Tech giants do not face enough competition

Tech giants have become increasingly dominant and ministers must open the market up to increase consumer choice and give people greater control over their data, an independent review said today.

Harvard professor Jason Furman has warned that UK competition rules must be updated to be fit for the digital age. He cited the benefits brought by technology firms but said the rules needed to evolve to keep pace with the market.

He has urged the government to increase competition in the digital sector by setting up a new competition unit and strengthening outdated laws. He believes more companies would then be able to join the market on a more equal footing – ushering in a new wave of innovation and the creation of new social media and online search platforms.
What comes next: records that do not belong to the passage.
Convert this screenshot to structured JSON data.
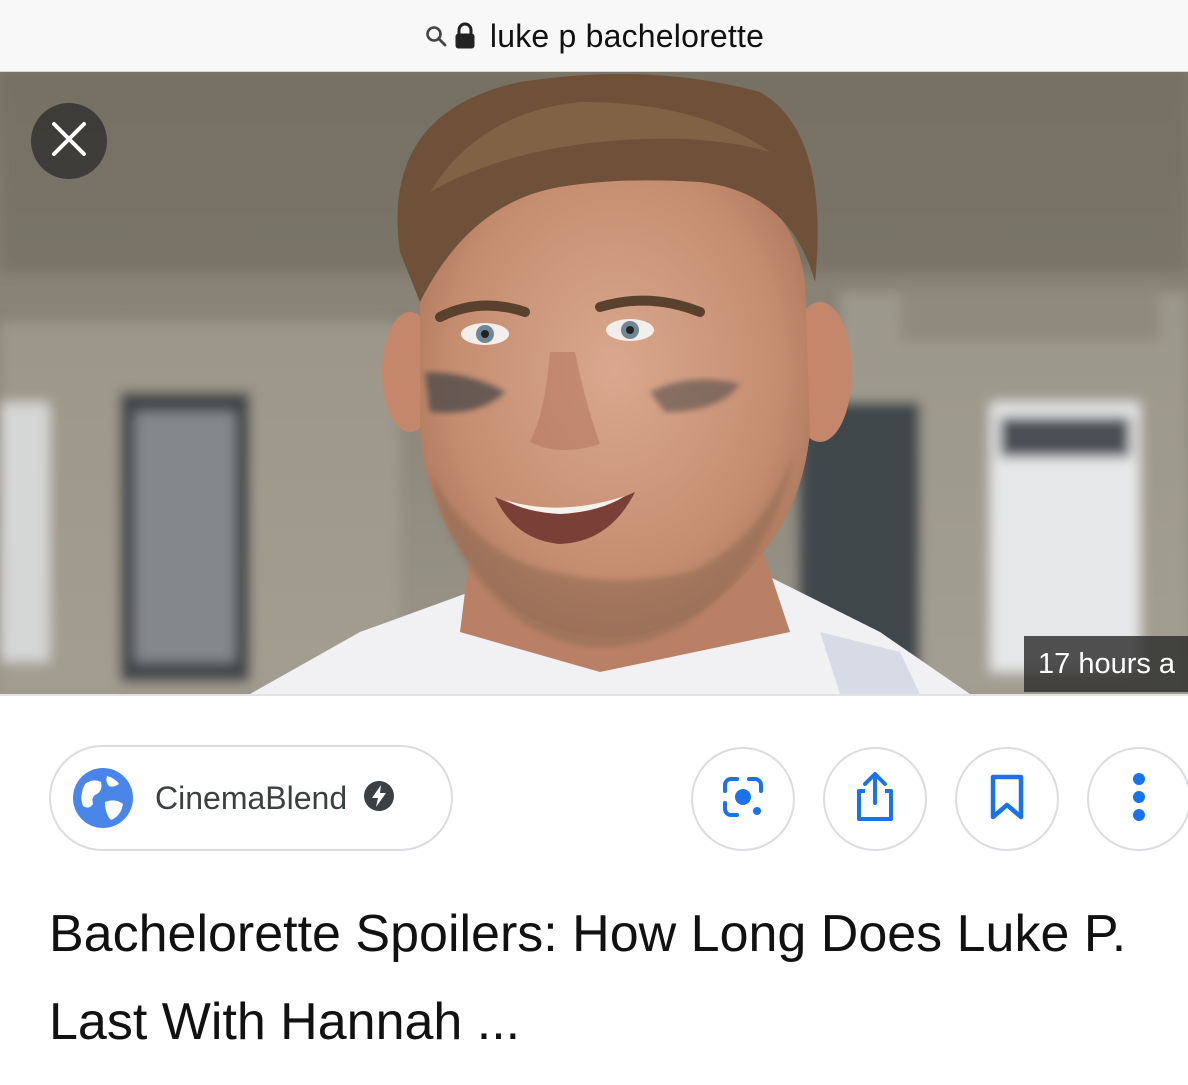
{
  "url_bar": {
    "search_icon": "search-icon",
    "lock_icon": "lock-icon",
    "query": "luke p bachelorette"
  },
  "hero": {
    "close_icon": "close-icon",
    "time_ago": "17 hours a"
  },
  "source": {
    "icon": "globe-icon",
    "name": "CinemaBlend",
    "badge_icon": "amp-lightning-icon"
  },
  "actions": [
    {
      "name": "lens-button",
      "icon": "google-lens-icon"
    },
    {
      "name": "share-button",
      "icon": "share-icon"
    },
    {
      "name": "save-button",
      "icon": "bookmark-icon"
    },
    {
      "name": "more-button",
      "icon": "more-vertical-icon"
    }
  ],
  "headline": "Bachelorette Spoilers: How Long Does Luke P. Last With Hannah ...",
  "colors": {
    "accent_blue": "#1a73e8",
    "text_primary": "#111111",
    "chip_border": "#dadce0"
  }
}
The review was led by an independent panel of experts led by Professor Furman who was chief economic adviser to President Barack Obama’s White House. Today they made the following recommendations to address the issues so that Britain can lead the way in technological revolution:

  • a new digital markets unit should be set up with expertise in technology, economics and behavioural science and the legal powers to back it up;
  • the new unit should give people more control over their data by enabling people to switch between platforms more easily;
  • it should also develop a code of conduct so the largest digital companies know the competitive rules of the game;
  • regulators’ existing powers for tackling illegal anti-competitive practices need to be strengthened – making it quicker and simpler to prosecute breaches, such as bullying tactics by market leaders;
  • changes to merger rules are needed so the Competition and Markets Authority (CMA) can better stop digital mergers that are likely to damage future competition, innovation and consumer choice;
  • the CMA should launch a formal market study into the digital advertising market which is dominated by two players and suffers from a lack of transparency;
  • powers to force the largest companies to open up to smaller firms through providing access to key data sets, when doing so does not affect privacy; and
  • the UK should engage internationally on all of these issues.

Furman said: “The digital sector has created substantial benefits but these have come at the cost of increasing dominance of a few companies which is limiting competition and consumer choice and innovation. Some say this is inevitable or even desirable. I think the UK can do better.

“The Chancellor, Philip Hammond, was right to recognise there is a better way than just continuing with the status quo. My panel is outlining a balanced proposal to give people more control over their data, give small businesses more of a chance to enter and thrive, and create more predictability for the large digital companies.

“These recommendations will deliver an economic boost driven by UK tech startups and innovation that will give consumers greater choice and protection.”

Responding to the review, Chancellor of the Exchequer Philip Hammond, said: “The UK leads the world in embracing technology and the opportunities it delivers for people. Competition is fundamental to ensuring the market works in the interest of consumers, but we know some tech giants are still accumulating too much power, preventing smaller businesses from entering the market.

“The work of Jason Furman and the expert panel is invaluable in ensuring we’re at the forefront of delivering a competitive digital marketplace. I will carefully examine the proposals put forward by the panel before responding later this year, setting out how the government will implement the changes needed to ensure our digital markets are competitive and consumers get the level of choice they deserve.”

The government is expected to formally respond to the review’s recommendations in the summer.

Serge Acker, CEO of OCL, said: “Greater restrictions on the data that online companies are able to hoover up from consumers can only be a good thing.

“Almost everything you do online today requires a level of data to be provided to a third-party – even simply verifying that you’re human. We’ve reached a point where privacy has become a privilege, rather than a right and we absolutely need to turn the clock back.

“People need to be given more choice about what data they provide and to which companies, while not being restricted online. With this study, I hope that we can move towards a state where an individual’s data belongs to them and giving up personal data is not a condition of accessing online services.”

Russ Shaw, founder of Tech London Advocates & Global Tech Advocates said: “There can be no disputing that we need answers to big questions surrounding taxation, use of personal data and keeping a check on increasingly powerful companies.

“The creation of a new digital markets unit will supply the level of expertise that these challenges demand and ensure we have the knowledge in place to build effective policy for the digital age.

“Yet, going it alone with a tax on tech giants is the wrong move for Britain. At a time when despite Brexit, the tech community is thriving, sentiments from the Chancellor today sends all the wrong signals internationally.

“A word of warning, my recommendation is that we work with tech companies and not against them. We cannot fall into the habit of bashing big tech as a political game but find workable solutions that avoid damaging the UK’s position as a burgeoning, international tech hub.”